* **What is needed**
Print the whole listing again exactly as it stands, leaving out any images.

______

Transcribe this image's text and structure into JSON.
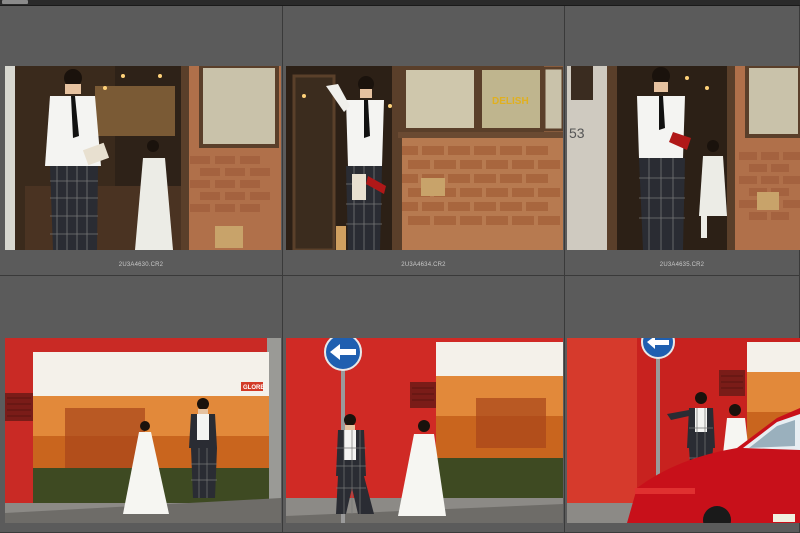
{
  "grid": {
    "cells": [
      {
        "filename": "2U3A4630.CR2"
      },
      {
        "filename": "2U3A4634.CR2"
      },
      {
        "filename": "2U3A4635.CR2"
      },
      {
        "filename": ""
      },
      {
        "filename": ""
      },
      {
        "filename": ""
      }
    ]
  },
  "photos": {
    "shop_sign": "DELISH",
    "address_number": "53",
    "poster_brand": "GLORE"
  }
}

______

* **Answer**
Transcribe this image's text and structure into JSON.
{
  "grid": {
    "cells": [
      {
        "filename": "2U3A4630.CR2"
      },
      {
        "filename": "2U3A4634.CR2"
      },
      {
        "filename": "2U3A4635.CR2"
      },
      {
        "filename": ""
      },
      {
        "filename": ""
      },
      {
        "filename": ""
      }
    ]
  },
  "photos": {
    "shop_sign": "DELISH",
    "address_number": "53",
    "poster_brand": "GLORE"
  }
}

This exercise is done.